[TASK PROMPT]
Whenever a line below holds the word "modified", count it; then give the total and nothing else.

[STUDY MATERIAL]
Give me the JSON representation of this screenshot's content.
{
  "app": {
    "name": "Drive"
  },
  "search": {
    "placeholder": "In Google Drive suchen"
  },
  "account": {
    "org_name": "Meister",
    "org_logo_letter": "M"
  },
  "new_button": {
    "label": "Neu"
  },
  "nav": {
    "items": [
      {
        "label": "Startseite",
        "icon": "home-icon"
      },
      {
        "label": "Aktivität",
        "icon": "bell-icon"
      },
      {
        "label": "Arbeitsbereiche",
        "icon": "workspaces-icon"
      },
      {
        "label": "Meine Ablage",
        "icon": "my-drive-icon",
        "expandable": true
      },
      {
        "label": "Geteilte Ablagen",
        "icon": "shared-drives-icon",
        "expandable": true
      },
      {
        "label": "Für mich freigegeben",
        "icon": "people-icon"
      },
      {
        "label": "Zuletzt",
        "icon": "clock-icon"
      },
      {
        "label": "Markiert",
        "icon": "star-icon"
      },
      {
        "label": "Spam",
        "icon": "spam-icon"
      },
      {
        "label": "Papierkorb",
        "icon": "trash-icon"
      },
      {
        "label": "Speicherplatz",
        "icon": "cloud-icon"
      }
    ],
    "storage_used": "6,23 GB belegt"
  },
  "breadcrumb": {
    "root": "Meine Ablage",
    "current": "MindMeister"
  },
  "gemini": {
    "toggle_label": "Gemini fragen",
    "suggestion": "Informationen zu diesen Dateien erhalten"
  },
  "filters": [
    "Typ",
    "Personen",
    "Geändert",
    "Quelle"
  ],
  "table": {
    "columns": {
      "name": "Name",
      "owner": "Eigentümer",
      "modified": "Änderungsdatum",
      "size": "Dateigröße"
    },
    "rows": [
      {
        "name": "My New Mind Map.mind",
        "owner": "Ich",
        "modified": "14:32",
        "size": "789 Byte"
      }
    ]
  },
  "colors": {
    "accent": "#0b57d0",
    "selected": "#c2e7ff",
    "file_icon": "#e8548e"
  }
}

[SOLUTION FOR THIS TASK]
2